Grey Water Recycling and Rainwater Harvesting

Grey water recycling within domestic homes is the process of taking used water from showers, baths and hand wash basins, filtering it and storing the filtered water for re-use. Rainwater harvesting systems substantially reduce consumption of potable water by using the roof as a collector of rainwater.

Technical information

Grey water recycling within domestic homes is the process of taking used water from showers, baths and wash hand basins, filtering it and storing the filtered water for re-use in flushing toilets, watering gardens and running washing machines. Grey water recycling systems can be connected in with rainwater harvesting systems to further reduce the use of potable water in situations where it is not needed around the home.

There are many different systems for grey water recycling varying from ones that are located underground like rainwater harvesting and collect water from the whole house, to ones that can be located in a single bathroom and collect water from just that bathroom to feed the toilet.

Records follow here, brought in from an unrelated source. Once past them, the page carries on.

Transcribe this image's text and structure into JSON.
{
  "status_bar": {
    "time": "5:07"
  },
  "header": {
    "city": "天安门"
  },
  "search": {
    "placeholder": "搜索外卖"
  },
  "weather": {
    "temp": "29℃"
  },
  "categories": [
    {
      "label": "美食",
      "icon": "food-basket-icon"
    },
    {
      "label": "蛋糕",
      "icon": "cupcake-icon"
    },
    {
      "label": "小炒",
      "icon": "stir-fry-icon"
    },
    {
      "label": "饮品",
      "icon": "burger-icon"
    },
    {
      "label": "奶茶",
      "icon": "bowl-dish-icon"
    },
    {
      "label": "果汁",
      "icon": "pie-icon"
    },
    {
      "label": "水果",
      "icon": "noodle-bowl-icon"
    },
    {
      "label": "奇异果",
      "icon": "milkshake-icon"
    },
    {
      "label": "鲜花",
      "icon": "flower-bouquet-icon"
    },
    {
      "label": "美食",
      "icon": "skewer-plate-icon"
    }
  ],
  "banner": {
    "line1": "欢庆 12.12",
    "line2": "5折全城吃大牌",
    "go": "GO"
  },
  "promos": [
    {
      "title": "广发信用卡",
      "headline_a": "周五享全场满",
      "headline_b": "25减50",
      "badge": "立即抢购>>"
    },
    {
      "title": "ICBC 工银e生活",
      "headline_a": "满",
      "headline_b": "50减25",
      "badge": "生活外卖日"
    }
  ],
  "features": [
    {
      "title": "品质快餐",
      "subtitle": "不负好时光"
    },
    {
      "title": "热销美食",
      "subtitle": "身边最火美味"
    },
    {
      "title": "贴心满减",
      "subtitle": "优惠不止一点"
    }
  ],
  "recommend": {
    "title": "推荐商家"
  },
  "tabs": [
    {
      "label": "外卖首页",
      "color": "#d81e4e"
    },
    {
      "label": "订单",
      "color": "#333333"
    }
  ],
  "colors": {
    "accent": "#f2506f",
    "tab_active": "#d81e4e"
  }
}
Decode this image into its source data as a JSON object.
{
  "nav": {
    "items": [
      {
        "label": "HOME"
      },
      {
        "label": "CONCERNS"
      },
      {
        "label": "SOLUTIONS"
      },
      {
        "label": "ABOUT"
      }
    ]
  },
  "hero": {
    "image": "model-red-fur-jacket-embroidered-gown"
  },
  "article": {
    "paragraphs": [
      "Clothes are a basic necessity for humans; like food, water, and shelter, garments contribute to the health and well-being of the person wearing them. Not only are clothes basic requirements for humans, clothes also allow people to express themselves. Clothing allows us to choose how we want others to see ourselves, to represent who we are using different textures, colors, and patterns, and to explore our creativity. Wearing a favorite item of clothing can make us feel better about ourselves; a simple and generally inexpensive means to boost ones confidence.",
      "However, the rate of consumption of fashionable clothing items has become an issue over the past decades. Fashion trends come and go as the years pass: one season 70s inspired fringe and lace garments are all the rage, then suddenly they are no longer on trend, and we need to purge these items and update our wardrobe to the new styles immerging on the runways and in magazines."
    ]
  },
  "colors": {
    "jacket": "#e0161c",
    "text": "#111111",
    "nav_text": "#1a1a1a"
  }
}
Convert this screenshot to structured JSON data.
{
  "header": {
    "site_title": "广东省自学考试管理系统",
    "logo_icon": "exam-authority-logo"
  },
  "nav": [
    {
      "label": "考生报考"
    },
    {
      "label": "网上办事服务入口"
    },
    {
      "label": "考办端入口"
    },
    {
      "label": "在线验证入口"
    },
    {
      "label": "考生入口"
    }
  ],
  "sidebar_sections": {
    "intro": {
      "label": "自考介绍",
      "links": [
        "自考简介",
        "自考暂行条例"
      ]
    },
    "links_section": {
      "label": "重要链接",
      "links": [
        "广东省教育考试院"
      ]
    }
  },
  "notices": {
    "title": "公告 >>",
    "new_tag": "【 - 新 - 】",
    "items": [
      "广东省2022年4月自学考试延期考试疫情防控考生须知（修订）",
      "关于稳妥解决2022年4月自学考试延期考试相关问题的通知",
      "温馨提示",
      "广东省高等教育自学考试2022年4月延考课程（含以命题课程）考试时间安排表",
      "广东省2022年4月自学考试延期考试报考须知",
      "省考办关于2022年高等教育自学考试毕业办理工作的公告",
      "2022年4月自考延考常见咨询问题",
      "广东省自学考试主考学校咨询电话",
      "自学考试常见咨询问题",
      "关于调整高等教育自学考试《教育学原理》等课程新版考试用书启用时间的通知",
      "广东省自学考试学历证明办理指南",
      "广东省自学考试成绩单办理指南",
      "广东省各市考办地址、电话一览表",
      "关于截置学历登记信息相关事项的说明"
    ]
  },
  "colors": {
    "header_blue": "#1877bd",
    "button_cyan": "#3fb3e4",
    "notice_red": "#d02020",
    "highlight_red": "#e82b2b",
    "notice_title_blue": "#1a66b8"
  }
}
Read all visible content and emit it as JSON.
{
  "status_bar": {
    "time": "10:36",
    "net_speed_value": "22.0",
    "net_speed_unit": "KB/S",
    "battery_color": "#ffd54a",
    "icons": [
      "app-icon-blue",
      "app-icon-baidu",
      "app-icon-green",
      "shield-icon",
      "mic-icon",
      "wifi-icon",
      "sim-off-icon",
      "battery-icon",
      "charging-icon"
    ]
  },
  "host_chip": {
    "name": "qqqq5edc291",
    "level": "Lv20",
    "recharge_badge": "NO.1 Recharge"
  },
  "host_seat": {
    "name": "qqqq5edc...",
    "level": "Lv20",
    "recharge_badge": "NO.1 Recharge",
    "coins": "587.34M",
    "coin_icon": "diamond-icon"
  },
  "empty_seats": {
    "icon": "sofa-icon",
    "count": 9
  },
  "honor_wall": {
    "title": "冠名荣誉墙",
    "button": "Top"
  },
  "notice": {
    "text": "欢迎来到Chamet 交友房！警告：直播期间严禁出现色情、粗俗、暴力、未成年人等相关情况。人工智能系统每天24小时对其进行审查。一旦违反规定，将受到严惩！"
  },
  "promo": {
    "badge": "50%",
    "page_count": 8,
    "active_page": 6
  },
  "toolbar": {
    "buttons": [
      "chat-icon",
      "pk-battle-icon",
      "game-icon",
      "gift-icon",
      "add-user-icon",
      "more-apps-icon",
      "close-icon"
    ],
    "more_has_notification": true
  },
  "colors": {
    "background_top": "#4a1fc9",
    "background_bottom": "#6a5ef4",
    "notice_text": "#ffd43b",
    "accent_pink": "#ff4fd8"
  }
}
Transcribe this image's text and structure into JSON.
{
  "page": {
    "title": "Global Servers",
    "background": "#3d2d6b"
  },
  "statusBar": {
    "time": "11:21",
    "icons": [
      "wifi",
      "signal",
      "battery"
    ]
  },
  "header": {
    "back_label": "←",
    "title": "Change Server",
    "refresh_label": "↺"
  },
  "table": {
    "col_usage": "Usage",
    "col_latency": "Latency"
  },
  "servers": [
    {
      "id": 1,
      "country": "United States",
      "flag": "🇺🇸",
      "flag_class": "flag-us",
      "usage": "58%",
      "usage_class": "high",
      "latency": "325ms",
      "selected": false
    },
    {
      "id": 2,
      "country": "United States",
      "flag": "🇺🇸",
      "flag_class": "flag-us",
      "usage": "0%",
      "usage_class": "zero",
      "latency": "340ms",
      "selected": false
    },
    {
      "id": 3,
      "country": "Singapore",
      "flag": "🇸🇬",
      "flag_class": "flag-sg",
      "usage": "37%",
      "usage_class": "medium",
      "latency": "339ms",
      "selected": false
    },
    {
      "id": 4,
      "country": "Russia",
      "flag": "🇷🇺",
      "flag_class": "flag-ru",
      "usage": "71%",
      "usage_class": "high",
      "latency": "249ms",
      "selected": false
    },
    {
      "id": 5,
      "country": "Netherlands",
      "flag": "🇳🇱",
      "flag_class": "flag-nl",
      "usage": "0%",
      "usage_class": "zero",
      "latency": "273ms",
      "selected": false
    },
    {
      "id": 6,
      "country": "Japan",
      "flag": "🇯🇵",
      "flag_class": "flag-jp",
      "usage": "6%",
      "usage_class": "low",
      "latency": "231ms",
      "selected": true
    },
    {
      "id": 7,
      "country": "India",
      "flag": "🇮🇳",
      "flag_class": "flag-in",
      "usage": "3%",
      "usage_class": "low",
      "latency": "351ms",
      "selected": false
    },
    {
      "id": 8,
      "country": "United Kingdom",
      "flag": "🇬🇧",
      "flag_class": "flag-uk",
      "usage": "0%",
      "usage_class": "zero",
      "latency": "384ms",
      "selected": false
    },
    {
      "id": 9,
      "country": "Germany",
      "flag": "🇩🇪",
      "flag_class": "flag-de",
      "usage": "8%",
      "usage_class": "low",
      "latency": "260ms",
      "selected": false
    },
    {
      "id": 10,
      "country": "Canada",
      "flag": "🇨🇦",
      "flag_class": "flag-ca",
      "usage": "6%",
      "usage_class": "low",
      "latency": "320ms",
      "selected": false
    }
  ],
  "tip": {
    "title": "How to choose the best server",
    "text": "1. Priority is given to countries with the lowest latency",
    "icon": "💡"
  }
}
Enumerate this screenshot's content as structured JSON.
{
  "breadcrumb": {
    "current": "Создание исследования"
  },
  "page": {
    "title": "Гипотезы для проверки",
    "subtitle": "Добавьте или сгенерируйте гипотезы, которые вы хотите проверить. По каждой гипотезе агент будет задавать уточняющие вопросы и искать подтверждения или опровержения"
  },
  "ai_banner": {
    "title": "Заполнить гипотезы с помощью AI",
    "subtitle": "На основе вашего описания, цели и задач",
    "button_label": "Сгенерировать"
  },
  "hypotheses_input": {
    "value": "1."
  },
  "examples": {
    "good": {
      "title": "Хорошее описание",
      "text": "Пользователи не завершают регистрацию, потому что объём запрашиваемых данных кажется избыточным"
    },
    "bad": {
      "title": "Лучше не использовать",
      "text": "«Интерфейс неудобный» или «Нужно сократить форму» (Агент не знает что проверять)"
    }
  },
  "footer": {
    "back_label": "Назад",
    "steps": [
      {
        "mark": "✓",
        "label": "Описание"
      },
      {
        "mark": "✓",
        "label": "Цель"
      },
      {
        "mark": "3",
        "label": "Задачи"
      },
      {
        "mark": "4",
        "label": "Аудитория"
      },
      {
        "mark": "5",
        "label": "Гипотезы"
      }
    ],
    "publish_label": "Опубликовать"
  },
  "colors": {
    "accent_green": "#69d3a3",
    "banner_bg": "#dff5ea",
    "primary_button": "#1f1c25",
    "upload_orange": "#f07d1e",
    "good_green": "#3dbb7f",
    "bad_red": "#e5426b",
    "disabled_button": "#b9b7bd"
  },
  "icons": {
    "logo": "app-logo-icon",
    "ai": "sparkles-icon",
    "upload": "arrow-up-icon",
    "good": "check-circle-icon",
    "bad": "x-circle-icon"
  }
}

Rainwater harvesting fits in with the Codes for Sustainable Homes in achieving reductions in use of potable water which cannot realistically be achieved through water efficiency measures alone. It is estimated that up to 50% of domestic water requirements do not need to be of a potable quality. Harvested water can be used for flushing toilets, watering gardens and even used in washing machines.

Where possible install a gravity system which requires a header tank to be installed in the loft area which feeds from both the harvested water and the mains supply - the mains supply will only be used in the event of the rainwater running out. The advantage of this system is that it still works if there is a power cut or pump failure.

If it is not possible to install a gravity system, such as in a property with a habitable roof, then a direct system should be installed. This system requires a mains supply feed back to the harvesting tank that is controlled by a solenoid valve in order to keep the system running when there is no rainwater left in the tank.

Hints & Tips

If you are installing a new bathroom into an existing dwelling it could be a great opportunity to install a standalone system feeding from the new bathroom wastes to the new toilet.

Grey water recycling can reduce water drainage by up to 30% earning valuable points on the Code for Sustainable Homes.

The systems are easy to install and are often maintenance free so they are a ‘fit and forget’ system.

Rainwater Harvesting has an underground storage tank that should be installed on a concrete plinth and then encased in concrete to ensure the water table doesn’t lift the tank out of the ground when there is no water inside.

If installing a direct system and there are multiple toilets within the house, it may be a good idea to plumb one of the toilets with mains water so that in the event of a power cut or pump failure there is still a working toilet.

Ensure the pipework feeds from the rainwater harvesting tank to the inside of the house is installed with black and green striped pipework, so it is not mistaken for a blue mains water pipe.

Water usage is 125 litres per person per day.

The inclusion of rainwater harvesting can aid planning applications as local authorities increasingly expect applications to demonstrate Sustainable Drainage.